This is all of the tables from your local database. Click the import button, as shown.
Click the browse button….
Locate your downloaded database, and click “Open”.
Scroll down to the bottom the page, and click “Go”.
Once you’re done you should see a success message that says something like “Import has been successfully finished…” with the number of queries that were executed. Close out phpMyAdmin, we’re finished with it.
Now, you’ll probably notice that you’ve been logged out of your local site, as shown above. This is good! This means that all of the database tables, and users, from our local site have been replaced with the info from our live site.
Go ahead and leave this window open, but don’t log in just yet, and don’t try to visit your local site yet either. You won’t break anything, but the site isn’t going to work properly yet. We still have to move the content over.
Step 7 Final step, move the content
Go ahead and find your local site installation. Mine is located at documents/websites/www.photoninja.dev
Also, open the window with your full site backup, that we copied to your computer back in step 4.
Position these two windows side by side and drag the wp-content folder from your backup into your local site folder as shown. We’re just replacing the wp-content folder in our local site with the wp-content folder from our backup file.
You’ll probably see a warning, like this. It’s okay, just click “Replace” and, believe it or not, you’re done, mostly. :-p
You can go ahead and delete the rest of the *backup* site that you saved to your computer as you won’t be needing it anymore. Go ahead and go back to your web browser and login with the credentials that you would normally use on your live site.
Before you do anything else, go to settings/permalinks, scroll to the bottom of the page, and click save. No need to change any settings. Just hit save. This will flush out any random weirdness that sometimes creeps up after a migration.
That’s it, you’re done. Go ahead and visit the front page of your local site. You now have a copy of your live site running on your computer!
Thanks for reading!
Thanks for reading. I hope this was helpful and as always, if you have any comments or suggestions leave a comment or drop me a line via my contact page.
Next week I’ll be showing you how to take any changes that you’ve made to your local site, and move them back to your live site using WP Migrate DB Pro, the premium version of WP Migrate DB.
A Note about Desktop Server
When you are finished with Desktop Server make sure to shut the web services down before quitting the app. Just go to the Desktop Server home page, choose Stop or restart the web and database services, and follow the prompts. If you just quit the app without doing this, the web services will still be running on your computer.
Once you’ve stopped the services go ahead and quit the app. When you want to work with your local site again, just launch Desktop Server and start the web services back up.
One response to “Running Your WordPress Site From Your Computer”
Hi Jimmy, I am following your blog.

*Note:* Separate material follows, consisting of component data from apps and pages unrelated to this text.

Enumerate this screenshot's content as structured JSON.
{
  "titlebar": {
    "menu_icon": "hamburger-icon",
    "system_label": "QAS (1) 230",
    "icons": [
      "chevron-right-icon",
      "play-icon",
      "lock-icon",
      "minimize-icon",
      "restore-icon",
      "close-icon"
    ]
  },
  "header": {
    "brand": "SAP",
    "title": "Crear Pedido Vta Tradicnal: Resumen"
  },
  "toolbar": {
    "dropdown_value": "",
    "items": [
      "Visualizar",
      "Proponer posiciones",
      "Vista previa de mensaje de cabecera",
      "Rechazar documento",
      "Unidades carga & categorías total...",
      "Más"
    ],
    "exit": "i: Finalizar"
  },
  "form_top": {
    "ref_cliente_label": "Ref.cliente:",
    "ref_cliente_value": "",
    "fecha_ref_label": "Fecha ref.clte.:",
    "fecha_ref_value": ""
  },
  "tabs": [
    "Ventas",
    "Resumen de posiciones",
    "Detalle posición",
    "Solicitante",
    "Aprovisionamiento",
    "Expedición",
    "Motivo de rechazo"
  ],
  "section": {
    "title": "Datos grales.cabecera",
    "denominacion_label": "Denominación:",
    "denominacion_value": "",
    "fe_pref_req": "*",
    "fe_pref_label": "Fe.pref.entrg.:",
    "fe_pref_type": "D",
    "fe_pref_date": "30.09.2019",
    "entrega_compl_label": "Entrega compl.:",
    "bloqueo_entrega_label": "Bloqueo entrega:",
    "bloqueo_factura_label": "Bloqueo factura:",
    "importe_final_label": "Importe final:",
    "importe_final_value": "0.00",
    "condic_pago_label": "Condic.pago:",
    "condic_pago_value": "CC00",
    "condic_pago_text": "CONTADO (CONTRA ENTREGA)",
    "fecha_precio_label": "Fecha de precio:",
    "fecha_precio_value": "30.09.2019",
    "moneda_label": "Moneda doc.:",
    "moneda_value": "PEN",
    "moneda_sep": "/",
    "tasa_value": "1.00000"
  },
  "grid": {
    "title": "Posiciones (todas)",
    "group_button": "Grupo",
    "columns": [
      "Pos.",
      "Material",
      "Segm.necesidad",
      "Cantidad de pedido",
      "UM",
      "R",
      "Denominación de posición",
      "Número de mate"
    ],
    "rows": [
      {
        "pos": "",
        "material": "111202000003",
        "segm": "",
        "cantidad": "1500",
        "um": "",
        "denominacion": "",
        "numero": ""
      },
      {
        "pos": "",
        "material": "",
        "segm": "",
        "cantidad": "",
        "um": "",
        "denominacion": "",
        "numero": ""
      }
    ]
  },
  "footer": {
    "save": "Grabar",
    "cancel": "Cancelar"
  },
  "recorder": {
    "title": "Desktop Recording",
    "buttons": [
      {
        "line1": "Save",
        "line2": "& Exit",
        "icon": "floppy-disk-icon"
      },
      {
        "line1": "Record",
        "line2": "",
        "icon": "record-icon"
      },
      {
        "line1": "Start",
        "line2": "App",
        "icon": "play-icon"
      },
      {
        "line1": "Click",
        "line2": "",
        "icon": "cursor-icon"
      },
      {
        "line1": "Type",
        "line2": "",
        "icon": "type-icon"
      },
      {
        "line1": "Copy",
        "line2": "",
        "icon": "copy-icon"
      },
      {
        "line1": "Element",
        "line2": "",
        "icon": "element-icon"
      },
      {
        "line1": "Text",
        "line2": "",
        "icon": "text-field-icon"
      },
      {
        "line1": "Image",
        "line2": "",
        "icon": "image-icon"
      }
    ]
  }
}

Wonderful demonstration and screen cast man. I am bookmarking your blog and will keep an eye on it regularly. Thanks once again for your effort and teaching wonderful stuffs. Cheers !